● **HOW TO COMPLETE THIS TASK**:
Take the listing below and write it out again exactly, skipping any picture that it holds.

● **INPUT**:
---
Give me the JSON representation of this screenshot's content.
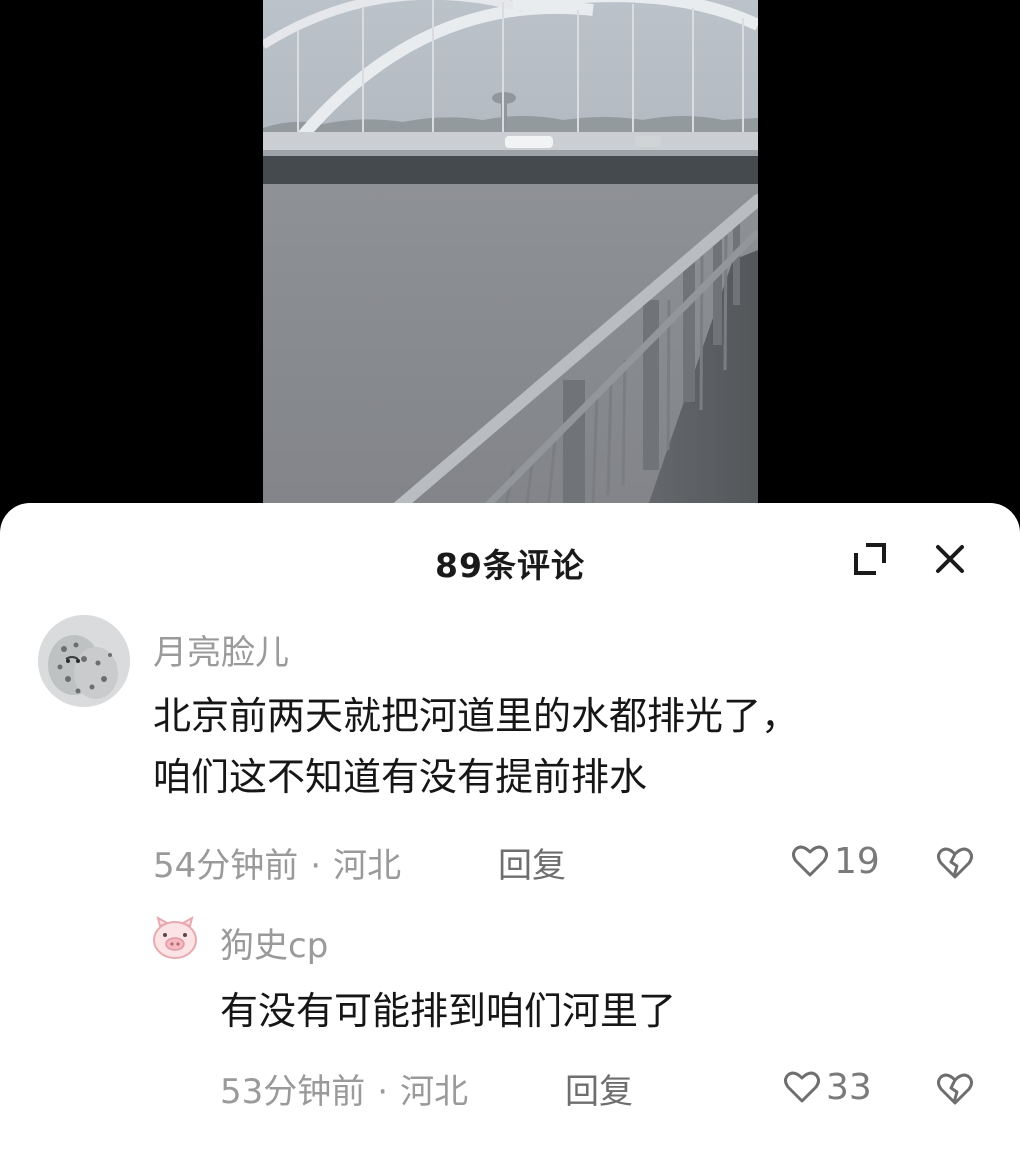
{
  "sheet": {
    "title": "89条评论",
    "expand_icon": "expand-icon",
    "close_icon": "close-icon"
  },
  "comments": [
    {
      "author": "月亮脸儿",
      "avatar": "snow-leopard-avatar",
      "lines": [
        "北京前两天就把河道里的水都排光了，",
        "咱们这不知道有没有提前排水"
      ],
      "time": "54分钟前",
      "dot": "·",
      "location": "河北",
      "reply_label": "回复",
      "likes": "19",
      "like_icon": "heart-icon",
      "dislike_icon": "broken-heart-icon"
    },
    {
      "author": "狗史cp",
      "avatar": "pig-avatar",
      "lines": [
        "有没有可能排到咱们河里了"
      ],
      "time": "53分钟前",
      "dot": "·",
      "location": "河北",
      "reply_label": "回复",
      "likes": "33",
      "like_icon": "heart-icon",
      "dislike_icon": "broken-heart-icon"
    }
  ]
}
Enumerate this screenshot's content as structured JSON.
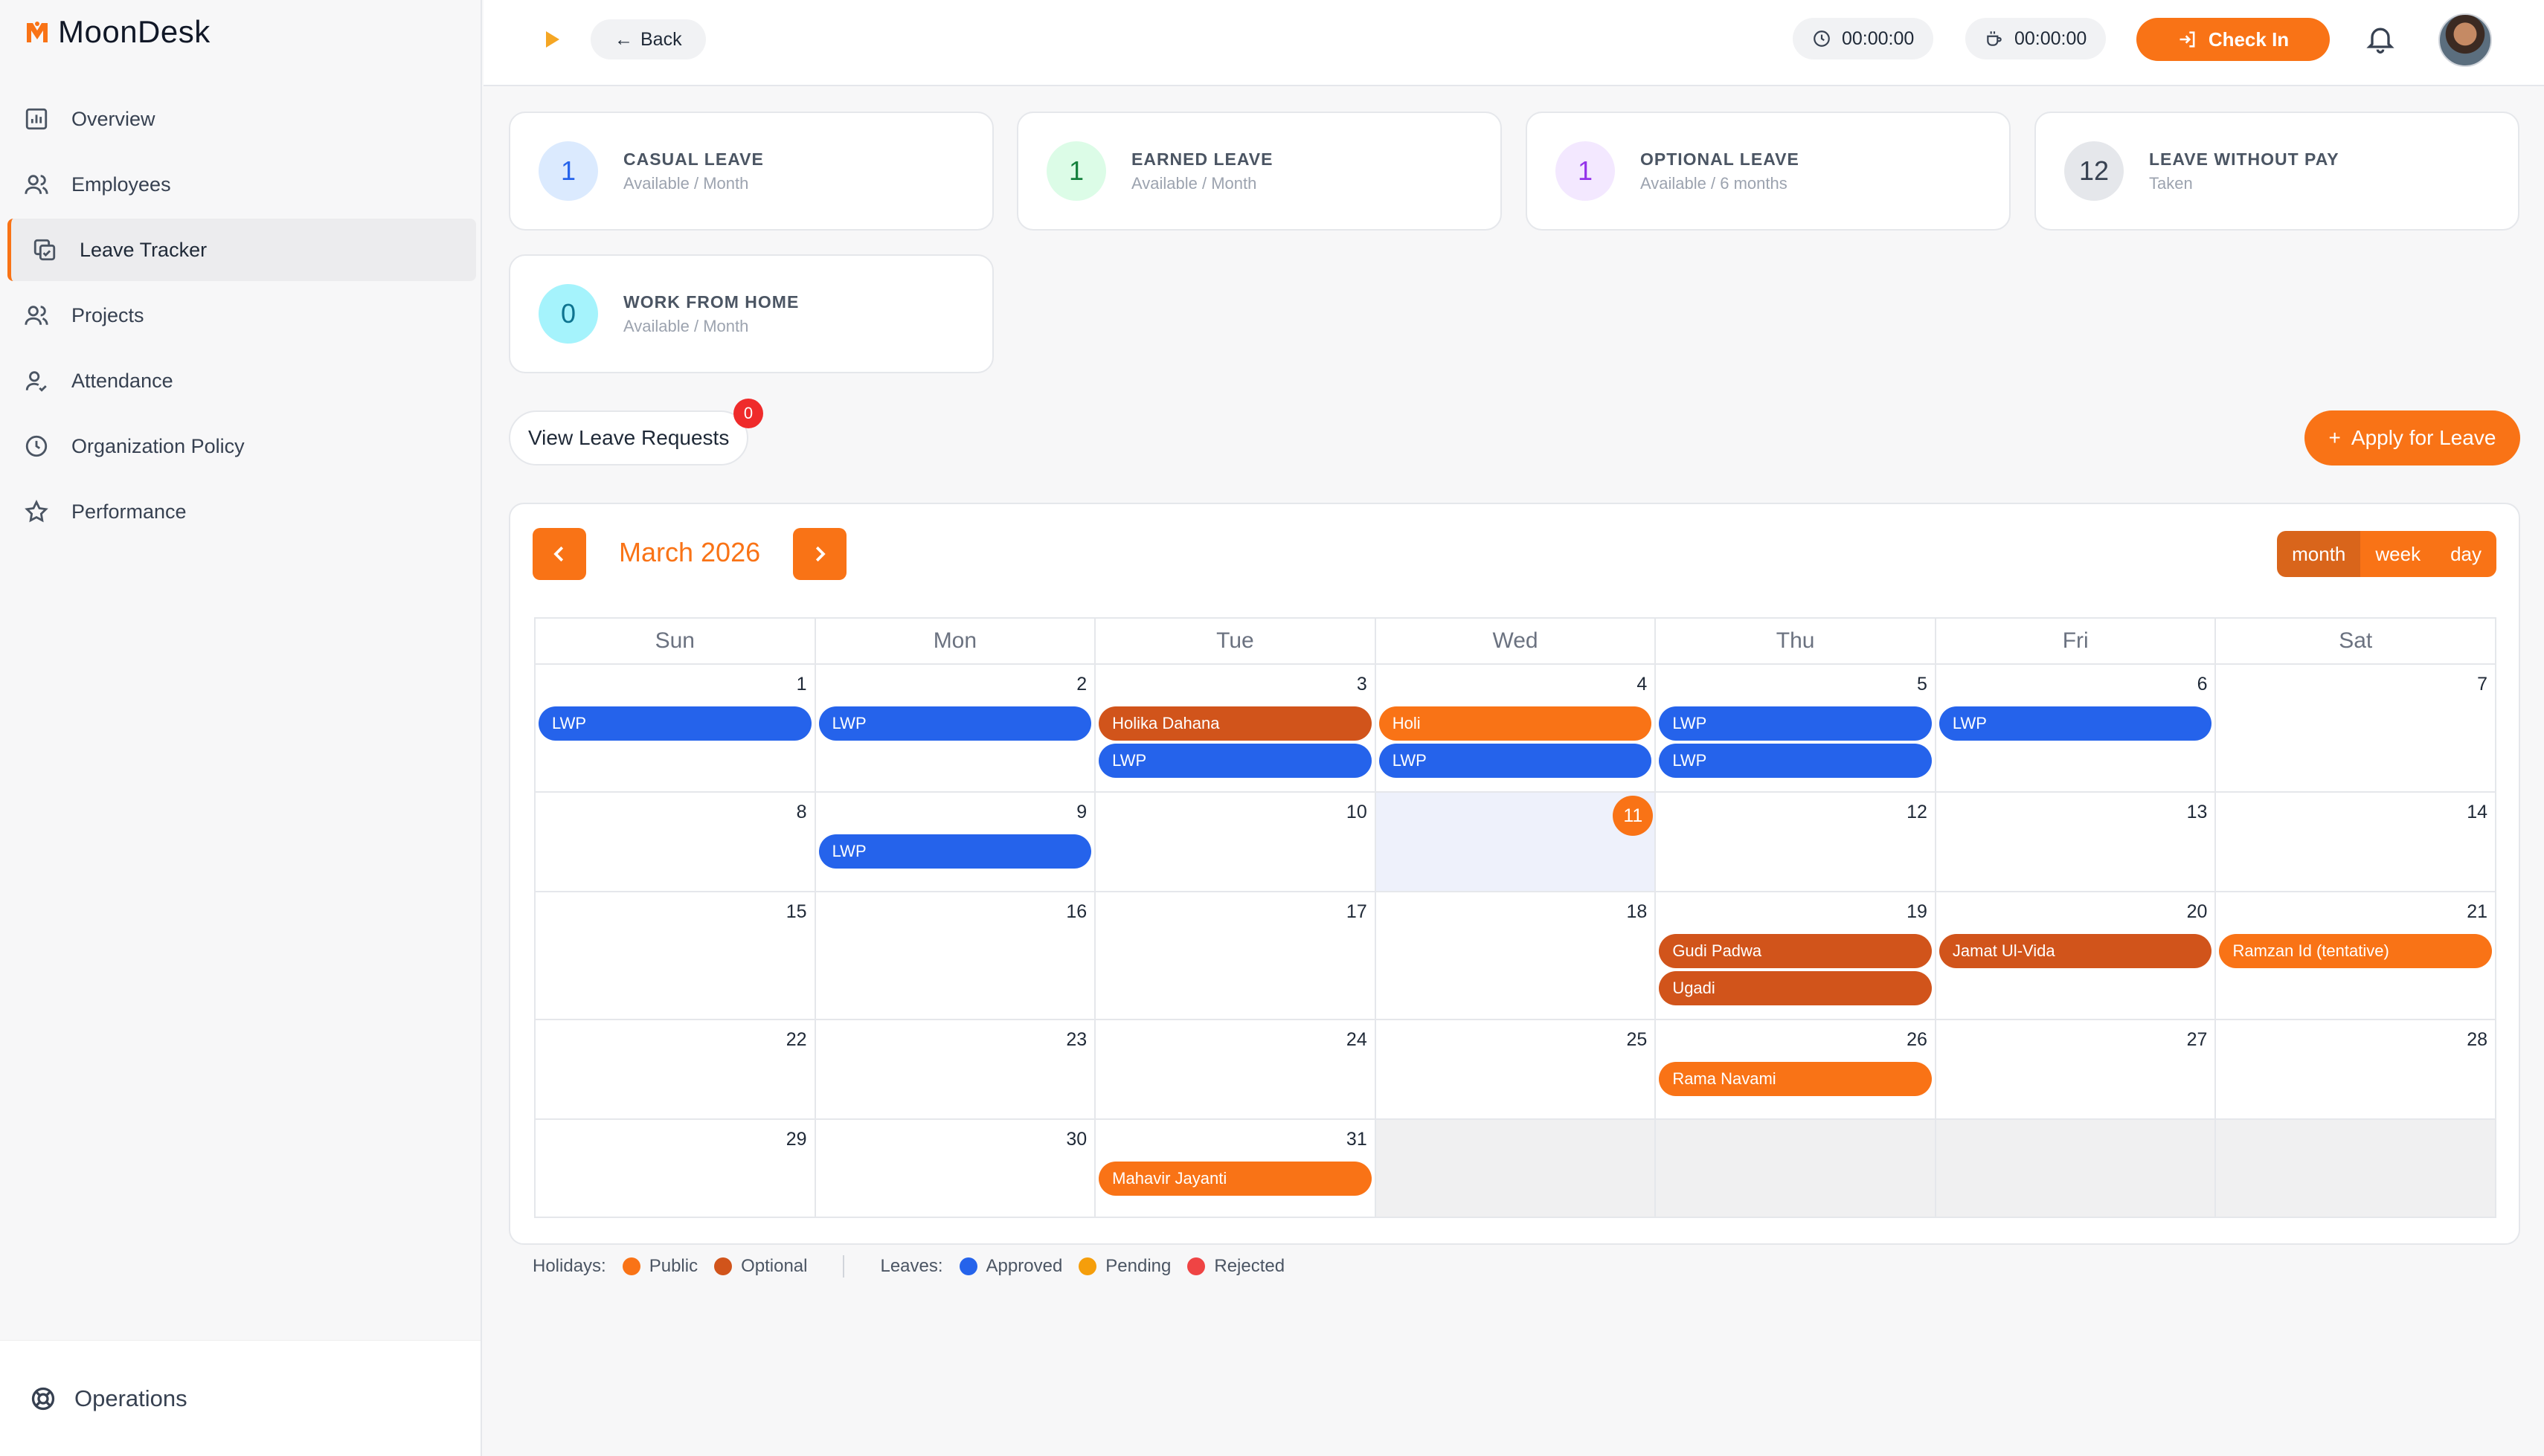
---
● **TASK OUTPUT**:
Give me the JSON representation of this screenshot's content.
{
  "sheet": {
    "title": "89条评论",
    "expand_icon": "expand-icon",
    "close_icon": "close-icon"
  },
  "comments": [
    {
      "author": "月亮脸儿",
      "avatar": "snow-leopard-avatar",
      "lines": [
        "北京前两天就把河道里的水都排光了，",
        "咱们这不知道有没有提前排水"
      ],
      "time": "54分钟前",
      "dot": "·",
      "location": "河北",
      "reply_label": "回复",
      "likes": "19",
      "like_icon": "heart-icon",
      "dislike_icon": "broken-heart-icon"
    },
    {
      "author": "狗史cp",
      "avatar": "pig-avatar",
      "lines": [
        "有没有可能排到咱们河里了"
      ],
      "time": "53分钟前",
      "dot": "·",
      "location": "河北",
      "reply_label": "回复",
      "likes": "33",
      "like_icon": "heart-icon",
      "dislike_icon": "broken-heart-icon"
    }
  ]
}
Enumerate this screenshot's content as structured JSON.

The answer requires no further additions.